8. After They Buy From Someone Else, But Offer to Give You Referrals Thank you for your gracious offer of giving me referrals. As we discussed, I am enclosing three of my business cards. I thank you in advance for placing them in the hands of three of your friends, acquaintances, or relatives that I might serve. I will keep in touch and be willing to render my services as needed.

9. To Anyone Who Gives You Service Thank you. It is gratifying to meet someone dedicated to doing a good job. Your efforts are sincerely appreciated. If my company or I can serve you in any way, please don’t hesitate to call.

10. Anniversary Thank You Thank you. It is with warm regards that I send this note to say hello and again, thanks for your past patronage. Please call me with any questions you have about your ________ or the latest advancements in our newer models.

Personally, I believe the hand-written note, posted in the mail is the most powerful. But, if that truly doesn’t work for you,  it’s better to send the message via email than not at all. Ideally, you will get the note off within 24 hours of meeting with the people.

The power of expressed gratitude is immense. Put this tool to work for you today!

Copyright Tom Hopkins International, Inc.   800-528-0446   info@tomhopkins.com
For reprint permission, contact Judy Slack – judys@tomhopkins.com.

6 Reasons People Don’t Buy from You

Seasoned sales pros will have a longer list of reasons people don’t buy, but here are the six most common reasons I know.

  1. Insecurity. The positive feeling your presentation creates must outweigh the negative feeling they have about giving you their money. For most people money equates to security. For some there may have been a period of lack in their pasts. So, they don’t part with their money easily. Your job is to help them rationalize that they’ll be better off with the benefits of your product than they will be if they hold on to the money.
  2. Indecision. Some people are never master good decision-making skills. They’re so afraid that they just freeze, like deer do in oncoming headlights. Your job is to make them comfortable with the concept that any decision is better than no decision. Keeping themselves in limbo by not making a decision is really a time waster for them (and you).
  3. Procrastination. My definition of procrastination is this:  Living yesterday. Avoiding today, and thus ruining tomorrow. When the benefits of your product are truly good for your buyers, it’s your obligation as a sales professional to help them overcome procrastination and get on with enjoying the benefits.
  4. Money. Either they have it or they don’t. If they don’t, and you can’t help them discover a way to get some, the sale is dead. Top sales pros, though, are experts at helping people get creative about coming up with the money when the product is truly beneficial for them.
  5. They were never asked. Say what? Yep. When surveyed after non-sales situations, a very high percentage of buyers ratted you out. They said they were never asked to buy. Hence, my lesson about asking, clearly, concisely and directly for the order, their money, the business — whatever phraseology you use in your field. You must ask!
  6. Fear. The first  five reasons above could all fall into this reason. When people are afraid they are uncomfortable.

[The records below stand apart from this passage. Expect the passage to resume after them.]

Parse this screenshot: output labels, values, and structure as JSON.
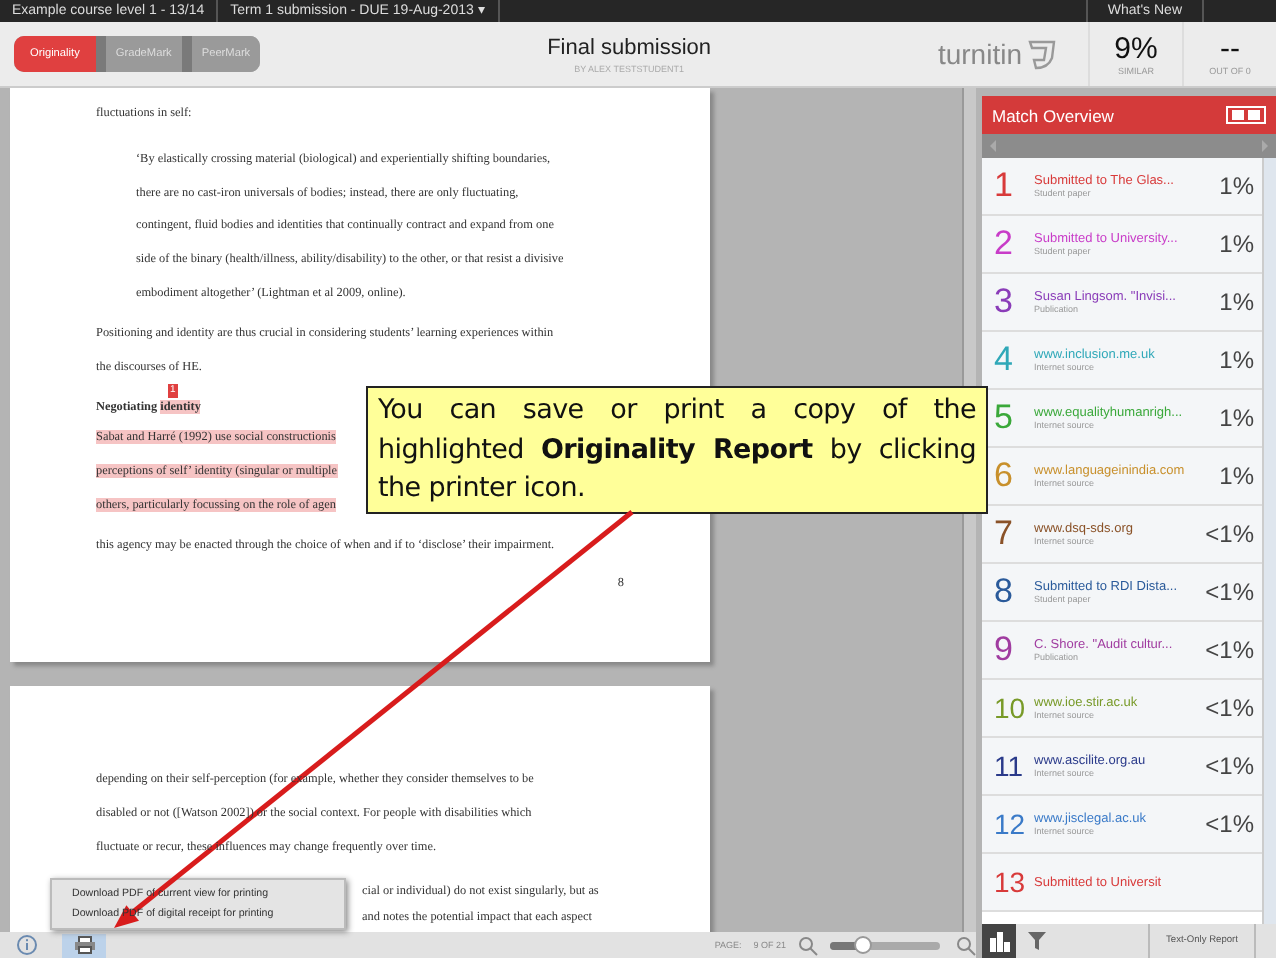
{
  "top_bar": {
    "course": "Example course level 1 - 13/14",
    "assignment": "Term 1 submission - DUE 19-Aug-2013 ▾",
    "whats_new": "What's New"
  },
  "header": {
    "tabs": [
      {
        "label": "Originality",
        "selected": true
      },
      {
        "label": "GradeMark",
        "selected": false
      },
      {
        "label": "PeerMark",
        "selected": false
      }
    ],
    "title": "Final submission",
    "author": "BY ALEX TESTSTUDENT1",
    "logo": "turnitin",
    "similarity": {
      "value": "9%",
      "label": "SIMILAR"
    },
    "grade": {
      "value": "--",
      "label": "OUT OF 0"
    }
  },
  "document": {
    "pages": [
      {
        "blocks": [
          {
            "kind": "para",
            "lines": [
              "fluctuations in self:"
            ]
          },
          {
            "kind": "quote",
            "lines": [
              "‘By elastically crossing material (biological) and experientially shifting boundaries,",
              "there are no cast-iron universals of bodies; instead, there are only fluctuating,",
              "contingent, fluid bodies and identities that continually contract and expand from one",
              "side of the binary (health/illness, ability/disability) to the other, or that resist a divisive",
              "embodiment altogether’ (Lightman et al 2009, online)."
            ]
          },
          {
            "kind": "para",
            "lines": [
              "Positioning and identity are thus crucial in considering students’ learning experiences within",
              "the discourses of HE."
            ]
          },
          {
            "kind": "heading",
            "lead": "Negotiating",
            "match": "identity",
            "marker": "1"
          },
          {
            "kind": "highlight",
            "lines": [
              "Sabat and Harré (1992) use social constructionis",
              "perceptions of self’ identity (singular or multiple",
              "others, particularly focussing on the role of agen"
            ]
          },
          {
            "kind": "para",
            "lines": [
              "this agency may be enacted through the choice of when and if to ‘disclose’ their impairment."
            ]
          },
          {
            "kind": "page_number",
            "text": "8"
          }
        ]
      },
      {
        "blocks": [
          {
            "kind": "para",
            "lines": [
              "depending on their self-perception (for example, whether they consider themselves to be",
              "disabled or not ([Watson 2002]) or the social context. For people with disabilities which",
              "fluctuate or recur, these influences may change frequently over time."
            ]
          },
          {
            "kind": "partial",
            "lines": [
              "cial or individual) do not exist singularly, but as",
              "and notes the potential impact that each aspect"
            ]
          }
        ]
      }
    ]
  },
  "download_menu": {
    "items": [
      "Download PDF of current view for printing",
      "Download PDF of digital receipt for printing"
    ]
  },
  "page_toolbar": {
    "page_label": "PAGE:",
    "page_value": "9 OF 21",
    "zoom": {
      "level": 0.3
    }
  },
  "match_overview": {
    "title": "Match Overview",
    "matches": [
      {
        "number": "1",
        "title": "Submitted to The Glas...",
        "type": "Student paper",
        "percent": "1%",
        "color": "#d83a3a"
      },
      {
        "number": "2",
        "title": "Submitted to University...",
        "type": "Student paper",
        "percent": "1%",
        "color": "#c83cc8"
      },
      {
        "number": "3",
        "title": "Susan Lingsom. \"Invisi...",
        "type": "Publication",
        "percent": "1%",
        "color": "#8a3cb8"
      },
      {
        "number": "4",
        "title": "www.inclusion.me.uk",
        "type": "Internet source",
        "percent": "1%",
        "color": "#2fa8b8"
      },
      {
        "number": "5",
        "title": "www.equalityhumanrigh...",
        "type": "Internet source",
        "percent": "1%",
        "color": "#3aa83a"
      },
      {
        "number": "6",
        "title": "www.languageinindia.com",
        "type": "Internet source",
        "percent": "1%",
        "color": "#c8902c"
      },
      {
        "number": "7",
        "title": "www.dsq-sds.org",
        "type": "Internet source",
        "percent": "<1%",
        "color": "#8a5228"
      },
      {
        "number": "8",
        "title": "Submitted to RDI Dista...",
        "type": "Student paper",
        "percent": "<1%",
        "color": "#2a5a9a"
      },
      {
        "number": "9",
        "title": "C. Shore. \"Audit cultur...",
        "type": "Publication",
        "percent": "<1%",
        "color": "#a03ca0"
      },
      {
        "number": "10",
        "title": "www.ioe.stir.ac.uk",
        "type": "Internet source",
        "percent": "<1%",
        "color": "#789a28"
      },
      {
        "number": "11",
        "title": "www.ascilite.org.au",
        "type": "Internet source",
        "percent": "<1%",
        "color": "#2a3a8a"
      },
      {
        "number": "12",
        "title": "www.jisclegal.ac.uk",
        "type": "Internet source",
        "percent": "<1%",
        "color": "#3a7ac8"
      },
      {
        "number": "13",
        "title": "Submitted to Universit",
        "color": "#d83a3a"
      }
    ]
  },
  "panel_toolbar": {
    "text_only": "Text-Only Report"
  },
  "callout": {
    "text": "You can save or print a copy of the highlighted **Originality Report** by clicking the printer icon."
  }
}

When they are uncomfortable, they can become confused as to why they’re even talking with you. And, as we cover in great depth in my new book When Buyers Say No, “a confused mind says no.”

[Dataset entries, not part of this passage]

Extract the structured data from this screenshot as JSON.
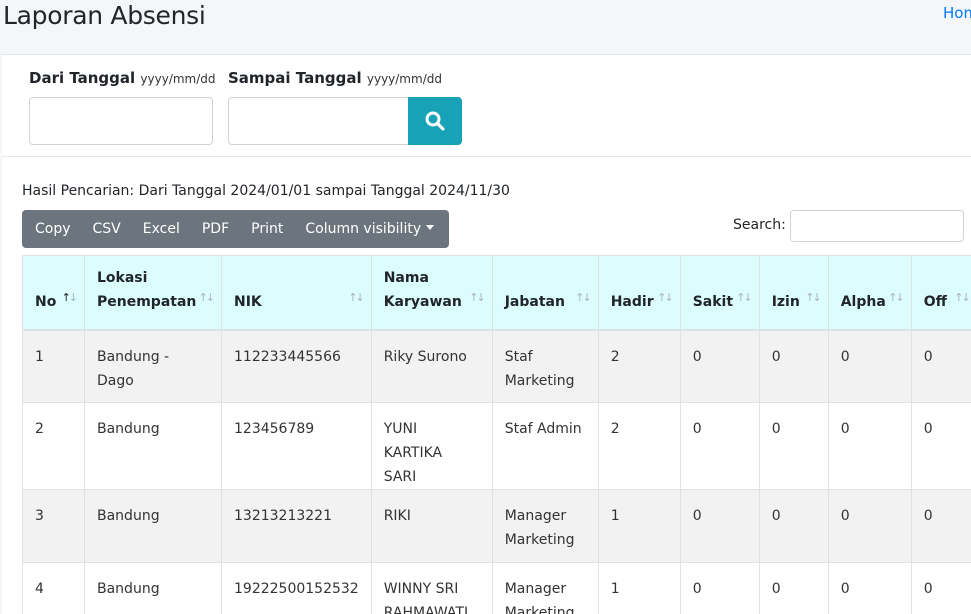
{
  "page": {
    "title": "Laporan Absensi",
    "breadcrumb_home": "Home"
  },
  "filter": {
    "from_label": "Dari Tanggal",
    "from_hint": "yyyy/mm/dd",
    "from_value": "",
    "to_label": "Sampai Tanggal",
    "to_hint": "yyyy/mm/dd",
    "to_value": "",
    "search_button_icon": "search-icon",
    "search_button_color": "#17a2b8"
  },
  "result": {
    "text": "Hasil Pencarian: Dari Tanggal 2024/01/01 sampai Tanggal 2024/11/30"
  },
  "toolbar": {
    "copy": "Copy",
    "csv": "CSV",
    "excel": "Excel",
    "pdf": "PDF",
    "print": "Print",
    "column_visibility": "Column visibility"
  },
  "search": {
    "label": "Search:",
    "value": ""
  },
  "table": {
    "headers": {
      "no": "No",
      "lokasi_line1": "Lokasi",
      "lokasi_line2": "Penempatan",
      "nik": "NIK",
      "nama_line1": "Nama",
      "nama_line2": "Karyawan",
      "jabatan": "Jabatan",
      "hadir": "Hadir",
      "sakit": "Sakit",
      "izin": "Izin",
      "alpha": "Alpha",
      "off": "Off"
    },
    "header_bg": "#dcfdfe",
    "rows": [
      {
        "no": "1",
        "lokasi": "Bandung - Dago",
        "nik": "112233445566",
        "nama_l1": "Riky Surono",
        "nama_l2": "",
        "jabatan_l1": "Staf",
        "jabatan_l2": "Marketing",
        "hadir": "2",
        "sakit": "0",
        "izin": "0",
        "alpha": "0",
        "off": "0"
      },
      {
        "no": "2",
        "lokasi": "Bandung",
        "nik": "123456789",
        "nama_l1": "YUNI KARTIKA",
        "nama_l2": "SARI",
        "jabatan_l1": "Staf Admin",
        "jabatan_l2": "",
        "hadir": "2",
        "sakit": "0",
        "izin": "0",
        "alpha": "0",
        "off": "0"
      },
      {
        "no": "3",
        "lokasi": "Bandung",
        "nik": "13213213221",
        "nama_l1": "RIKI",
        "nama_l2": "",
        "jabatan_l1": "Manager",
        "jabatan_l2": "Marketing",
        "hadir": "1",
        "sakit": "0",
        "izin": "0",
        "alpha": "0",
        "off": "0"
      },
      {
        "no": "4",
        "lokasi": "Bandung",
        "nik": "19222500152532",
        "nama_l1": "WINNY SRI",
        "nama_l2": "RAHMAWATI",
        "jabatan_l1": "Manager",
        "jabatan_l2": "Marketing",
        "hadir": "1",
        "sakit": "0",
        "izin": "0",
        "alpha": "0",
        "off": "0"
      }
    ]
  }
}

There are other reasons people don’t buy, but these are the most common. Work on overcoming them and you’ll close more business.

Copyright Tom Hopkins International, Inc.

Listen Up! Nancy Friedman, Guest Post

Do you know what the number one skill in sales and service is?

I gave you a hint in the title. Right – listening skills.

Do we really LISTEN? Most of us ‘hear,’ but do we really listen to what people are saying? Are there any methods, tricks, ideas, tips or techniques to make us better listeners? Yes, there are. Listed below are some of the often used skills of better listeners.

What do you think the difference is between listening and hearing?

Bottom line: Hearing is physical. Listening is mental.

[Read more…]